Maybe that’s not your typical slice of Americana, but Jarmush has never been much for realism. He’s a melancholic utopian, displaying a world where most people are too cool to be cruel, and where aesthetic sensibilities take the place of political ideologies. The one politically minded guy in Centerville seems to be Farmer Miller (Steve Buscemi), who wears a red baseball cap that reads “Keep America White Again.” Nobody really likes him that much, not because of how he might have voted but because he’s a jerk, inordinately attached to his own property rights. He does get along with Hank though, who runs the town’s hardware store and is played by Danny Glover. Centerville isn’t a place for hard feelings or fierce arguments.
Lethargic even by Jarmush’s unhurried standards, The Dead Don’t Die is best appreciated as simply a unique taste to the aimless place the zombie genre is currently in. Besides the end of the world, almost nothing of note happens in this movie. It takes it’s smooth time strolling through the apocalypse. That said apocalypse is broadly telegraphed with the help of a concerned television news anchor (Rosie Perez). Her loose chatter talks of a process called “polar fracking” which has skewed the earth’s rotation, wreaking havoc on the planet’s daily rhythms — sometimes the sun shines bright in the middle of the night; sometimes darkness appears at noon — which disturbs the slumber of the dead. They begin to climb out of their graves and eat people in the usual sloppy, bloody way. The three cops are tasked with dealing with the situation, aided for a while by the town’s new sword-wielding coroner (Tilda Swinton). “This will end badly,” says Adam Driver’s Officer Peterson, which I won’t spoil how he knows, but I’ll just say that it’s one of many pieces in the film’s meta-humor cake. Before long a trio of carefree youths (headlined by Selena Gomez) roll into town as if to provide fresh meat and prove his point. The whole film, and the society it centers on, is stuck in a daze.

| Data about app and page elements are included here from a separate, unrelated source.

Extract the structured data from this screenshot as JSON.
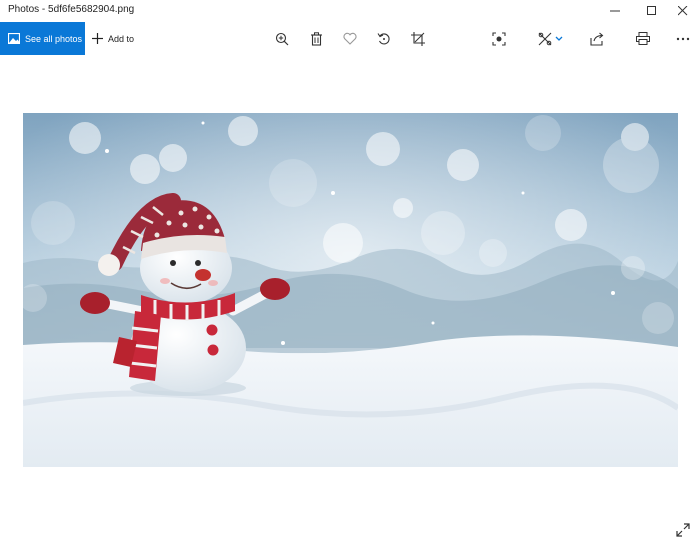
{
  "window": {
    "title": "Photos - 5df6fe5682904.png",
    "minimize_icon": "minimize-icon",
    "maximize_icon": "maximize-icon",
    "close_icon": "close-icon"
  },
  "toolbar": {
    "see_all_label": "See all photos",
    "add_to_label": "Add to",
    "icons": [
      "zoom-in-icon",
      "delete-icon",
      "favorite-icon",
      "rotate-icon",
      "crop-icon",
      "enhance-icon",
      "edit-create-icon",
      "share-icon",
      "print-icon",
      "more-icon"
    ],
    "accent": "#0a78d7"
  },
  "viewer": {
    "image_subject": "snowman",
    "fullscreen_icon": "expand-icon"
  }
}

Tom Waits in The Dead Don’t Die
The Dead Don’t Die, which features a wonderful title song by Sturgill Simpson (who shows up, undead, dragging a guitar behind him), runs on mood rather than plot. And it’s not a terrible mood to be in. This is an end-of-the-world party with a stacked guest list (including the so far unmentioned Tom Waits as Hermit Bob). That party, though, only climbs off the coroner’s table about forty-five minutes in, which is also the point when we see Jarmusch’s wry take on the undead. In stark contrast to the faceless hordes that usually roam the genre, the zombies in The Dead Don’t Die are all individual characters with clear personal desires that extend beyond simply eating human flesh. The moaning walking undead are motivated by the things they loved while they were alive — the material pleasures that distracted them from the existential threats — and they chant about them to the point of self-identification.
Iggy Pop, who seems to be playing himself, busts into the Centerville diner and groans about “coffee.” Zombie Carol Kane demands “chardonnay.” Many zombies hold iPhones; one even wants Xanax. Yeah, you get the joke. Very few of the gags inspire more than a light chuckle or a simple smirk (most, if not all, come from the scene-stealing dynamic between Driver and Murray). But visualized together in Frederick Elmes’ playful day-for-night cinematography, they collect into a morbidly amusing condemnation of a society of which Hermit Bob describes “sold its soul for a Gameboy.” But, as always, the things we own end up owning us; the only new wrinkle added is the idea that everyone seems to have burned their receipts. In Jarmusch’s view, the modern world has internalized its nearsightedness as more of a attribute than a bug, and it won’t be long until we’re all forced to pay for it. Like, Officer Peterson likes to say “This ain’t gonna end well.” A shaggy (un)deadpan zombie comedy, The Dead Don’t Die is at times too self-satisfied, but ultimately is a knowing genre-tweaking experiment.